We all have something to say – who doesn’t love his own opinion? I would like to tell it like it is, unedited. If you are easily offended I suggest you move on to the Slangtionary for a good giggle.
- Besides Lala Land, there is no such thing as a perfect place. You may run away from the problems in South Africa just to find different sets of problems in other countries.
- Why are you leaving? Is your reason for packing-up a great business opportunity or do you have difficulties dealing with fear? If its fear you are struggling with, the bad news is that you will take it with you wherever you go (or run, rather – it comes from within) – this is something you have to deal with before you think about leaving.
- It’s so easy to start seeing only the bad and miss out on all the good. Whatever we focus on, we become, or another way of putting it: Where the mind goes, the man follows. The quality of your life starts to take form in your mind. Trash in, trash out. If all you are taking in is the skop-skiet-and-donner stories happening around you, you will constantly live in fear. Don’t worry about things that may not even happen (today), you will lose out on many beautiful days. Try to get some balance. Yes, be informed. Yes, be cautious, but remember to be open to all the good things happening around you. Live for today – who, by worrying can add another day to their lives? We live in a beautiful country and not everyone is dodgy or has ulterior motives. We have great business opportunities, lovely weather and beautiful places to go. Start feeding your mind with some good stuff and deal with the not-so-good stuff when/if it happens!
- Is your argument for leaving that you are doing it for your children? That you would like to move them to a neighbourhood where they can ride around on their bicycles the way you did back in the day? Although this is something we all want for our children, we need to keep in mind that there is much more to a child’s life than riding his bike in complete safety, especially if he has to give up his friends, family, opportunities, sport and lifestyle for this privilege. South Africa has changed and we have to move with the flow – forward – whether we like it or not. We can either use this opportunity to build our children’s character (by teaching them compassion and show them by example how they can make a difference in South Africa) or we can let them be as miserable as we are.
- If you think that life is all about you and your family I unfortunately have to burst your bubble. From a purpose point of view, this is far from the truth. Of course your family and its needs are important and you should do everything in your ability to give them what they need (opposed to what they want) – this is your first priority as a father/parent. But when we get a glimpse of the millions around us living in poverty, the focus should move from self to how I can make a difference. Once we have a heart change we realise that life is indeed not only about making a cosy living somewhere, but about something much bigger. A life lived for a cause ends up to be a life richer than a life lived for self.

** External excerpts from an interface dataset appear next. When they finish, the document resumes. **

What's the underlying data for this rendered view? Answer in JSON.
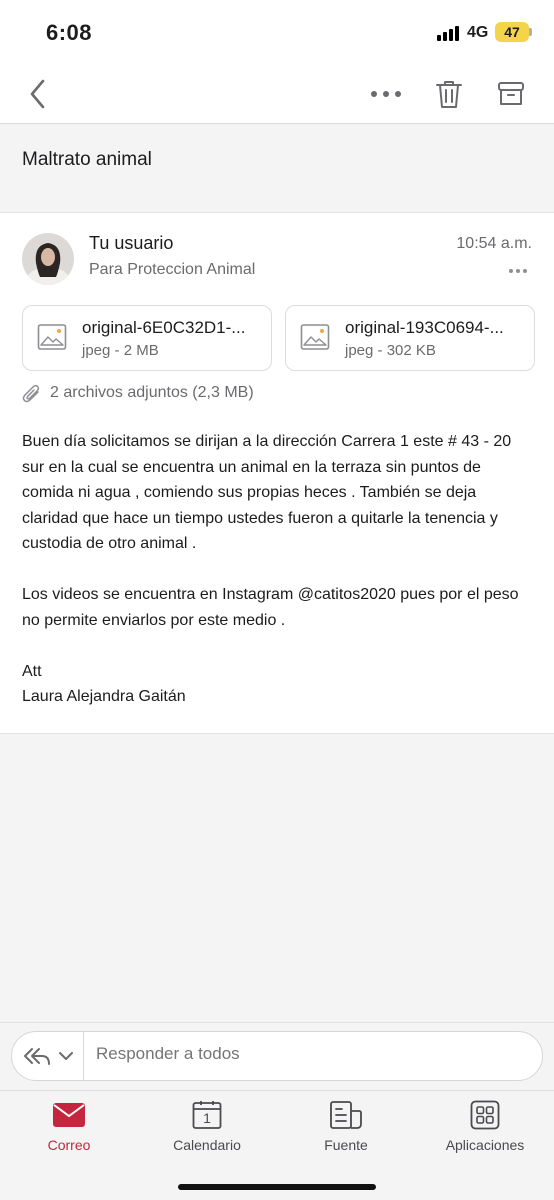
{
  "status_bar": {
    "time": "6:08",
    "network": "4G",
    "battery": "47"
  },
  "toolbar": {
    "back_icon": "chevron-left-icon",
    "more_icon": "ellipsis-icon",
    "trash_icon": "trash-icon",
    "archive_icon": "archive-icon"
  },
  "subject": "Maltrato animal",
  "message": {
    "sender": "Tu usuario",
    "recipient": "Para Proteccion Animal",
    "time": "10:54 a.m.",
    "attachments": [
      {
        "name": "original-6E0C32D1-...",
        "meta": "jpeg - 2 MB"
      },
      {
        "name": "original-193C0694-...",
        "meta": "jpeg - 302 KB"
      }
    ],
    "attachments_summary": "2 archivos adjuntos (2,3 MB)",
    "body": [
      "Buen día  solicitamos se dirijan a la dirección Carrera 1 este # 43 - 20 sur en la cual se encuentra un animal en la terraza sin puntos de comida ni agua , comiendo sus propias heces . También se deja claridad que hace un tiempo ustedes fueron a quitarle la tenencia y custodia de otro animal .",
      "Los videos se encuentra en Instagram @catitos2020 pues por el peso no permite enviarlos por este medio .",
      "Att",
      "Laura Alejandra Gaitán"
    ]
  },
  "reply": {
    "placeholder": "Responder a todos"
  },
  "tabs": [
    {
      "label": "Correo",
      "icon": "mail-icon",
      "active": true
    },
    {
      "label": "Calendario",
      "icon": "calendar-icon",
      "day": "1"
    },
    {
      "label": "Fuente",
      "icon": "feed-icon"
    },
    {
      "label": "Aplicaciones",
      "icon": "apps-grid-icon"
    }
  ],
  "colors": {
    "accent": "#c4273d",
    "battery": "#f4d54a"
  }
}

This is probably not what you wanted to hear or something you would like to share at your Book Club over a cuppa. I suppose I could’ve sugar-coated it a bit, but where’s the fun in that? The fact that I have my fingers on the keyboard and have you in a position where you can’t interrupt or backchat just made it a bit easier. On a more serious note – Please stay.